MADRID (Reuters) – Spain’s conservative People’s Party elected Alberto Nuñez Feijoo as its new leader on Saturday in the hope of winning back voters from a growing far right and firming up its increasingly shaky position as the country’s main opposition force.
Feijoo, who won 98.35% of the vote, was the only candidate to lead the PP after an internal scandal brought down previous leader Pablo Casado and tipped the party, which for decades traded power with the incumbent Socialists, into crisis.
The PP has been losing ground to new parties that sprang up in the wake of Spain’s financial crash, key among them the far-right Vox, which splintered off from the PP in 2014 and is now the third-largest force in parliament.
Feijoo has led the northwestern Galicia region for 13 years, having won four consecutive regional elections without losing a single seat to the far right.
“Thank you for choosing me as the president of the PP. The really important thing now is to continue together so that Spaniards choose us for the future,” he told a party conference in Seville on Saturday.
Corruption scandals, which have dogged the PP for years, led in 2018 to the party being ousted from power in a no-confidence vote.
In the last national election, in November 2019, the PP barely won 5 million votes compared with 10.9 million garnered in 2011. The next election is due in late 2023.
By contrast, VOX came from nowhere to take almost 3.6 million votes in 2019 and has secured its first position in a regional government thanks to a coalition agreement with the PP in Castile and Leon.
One of the main decisions facing Feijoo is whether to continue pursuing political alliances with Vox or to freeze them out, as some voices within the PP are calling for.
A senior PP source said Vox’s splinter origins meant that the PP “is not giving up on winning back Vox voters”.
Feijoo aims to widen his base to become a catch-all centrist party, the same source said, although it is unclear how he will achieve this goal.
Spain’s growing political fragmentation makes it difficult to regain majorities like those of the years when a two-party system reigned. In 2019, some 16 parties were represented in the lower house, and more small groups have since emerged.

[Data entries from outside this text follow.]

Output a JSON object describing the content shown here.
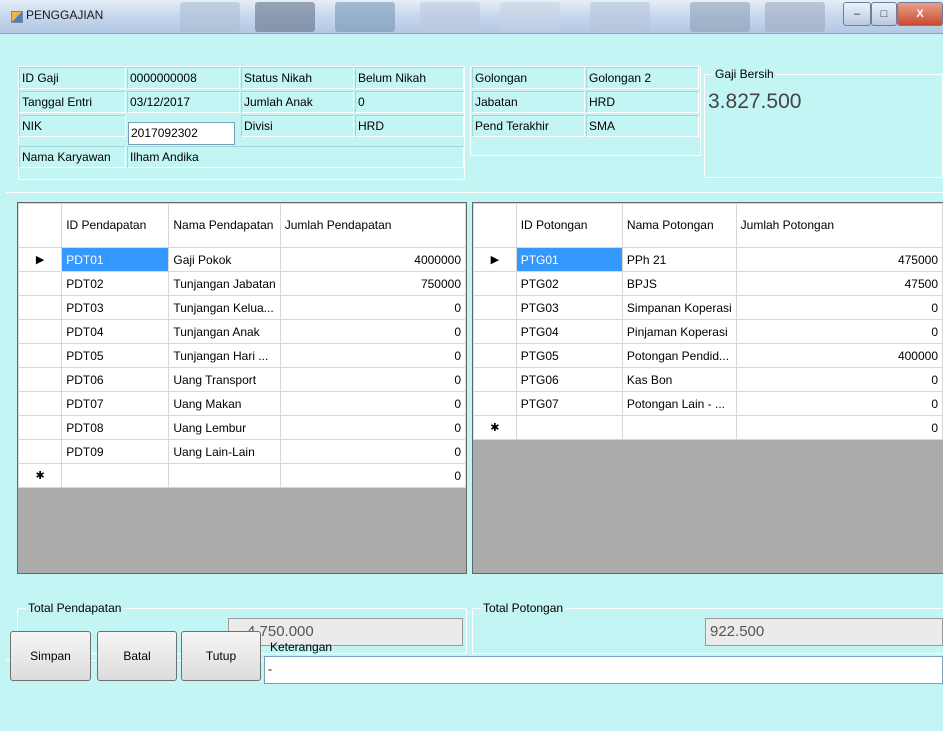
{
  "window": {
    "title": "PENGGAJIAN",
    "min_label": "–",
    "max_label": "□",
    "close_label": "X"
  },
  "info": {
    "id_gaji_label": "ID Gaji",
    "id_gaji_value": "0000000008",
    "tanggal_label": "Tanggal Entri",
    "tanggal_value": "03/12/2017",
    "nik_label": "NIK",
    "nik_value": "2017092302",
    "nama_label": "Nama Karyawan",
    "nama_value": "Ilham Andika",
    "status_label": "Status Nikah",
    "status_value": "Belum Nikah",
    "anak_label": "Jumlah Anak",
    "anak_value": "0",
    "divisi_label": "Divisi",
    "divisi_value": "HRD",
    "golongan_label": "Golongan",
    "golongan_value": "Golongan 2",
    "jabatan_label": "Jabatan",
    "jabatan_value": "HRD",
    "pend_label": "Pend Terakhir",
    "pend_value": "SMA"
  },
  "gaji_bersih": {
    "label": "Gaji Bersih",
    "value": "3.827.500"
  },
  "pendapatan": {
    "columns": [
      "ID Pendapatan",
      "Nama Pendapatan",
      "Jumlah Pendapatan"
    ],
    "rows": [
      {
        "id": "PDT01",
        "nama": "Gaji Pokok",
        "jumlah": "4000000"
      },
      {
        "id": "PDT02",
        "nama": "Tunjangan Jabatan",
        "jumlah": "750000"
      },
      {
        "id": "PDT03",
        "nama": "Tunjangan Kelua...",
        "jumlah": "0"
      },
      {
        "id": "PDT04",
        "nama": "Tunjangan Anak",
        "jumlah": "0"
      },
      {
        "id": "PDT05",
        "nama": "Tunjangan Hari ...",
        "jumlah": "0"
      },
      {
        "id": "PDT06",
        "nama": "Uang Transport",
        "jumlah": "0"
      },
      {
        "id": "PDT07",
        "nama": "Uang Makan",
        "jumlah": "0"
      },
      {
        "id": "PDT08",
        "nama": "Uang Lembur",
        "jumlah": "0"
      },
      {
        "id": "PDT09",
        "nama": "Uang Lain-Lain",
        "jumlah": "0"
      }
    ],
    "new_row_jumlah": "0"
  },
  "potongan": {
    "columns": [
      "ID Potongan",
      "Nama Potongan",
      "Jumlah Potongan"
    ],
    "rows": [
      {
        "id": "PTG01",
        "nama": "PPh 21",
        "jumlah": "475000"
      },
      {
        "id": "PTG02",
        "nama": "BPJS",
        "jumlah": "47500"
      },
      {
        "id": "PTG03",
        "nama": "Simpanan Koperasi",
        "jumlah": "0"
      },
      {
        "id": "PTG04",
        "nama": "Pinjaman Koperasi",
        "jumlah": "0"
      },
      {
        "id": "PTG05",
        "nama": "Potongan Pendid...",
        "jumlah": "400000"
      },
      {
        "id": "PTG06",
        "nama": "Kas Bon",
        "jumlah": "0"
      },
      {
        "id": "PTG07",
        "nama": "Potongan Lain - ...",
        "jumlah": "0"
      }
    ],
    "new_row_jumlah": "0"
  },
  "totals": {
    "pendapatan_label": "Total Pendapatan",
    "pendapatan_value": "4.750.000",
    "potongan_label": "Total Potongan",
    "potongan_value": "922.500"
  },
  "buttons": {
    "simpan": "Simpan",
    "batal": "Batal",
    "tutup": "Tutup"
  },
  "keterangan": {
    "label": "Keterangan",
    "value": "-"
  },
  "grid_markers": {
    "current": "▶",
    "new": "✱"
  },
  "colors": {
    "form_background": "#c3f5f5",
    "selection": "#3399ff"
  }
}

(Reporting by Belén Carreño; Additional reporting Graham Keeley; Editing by Nathan Allen and Alison Williams)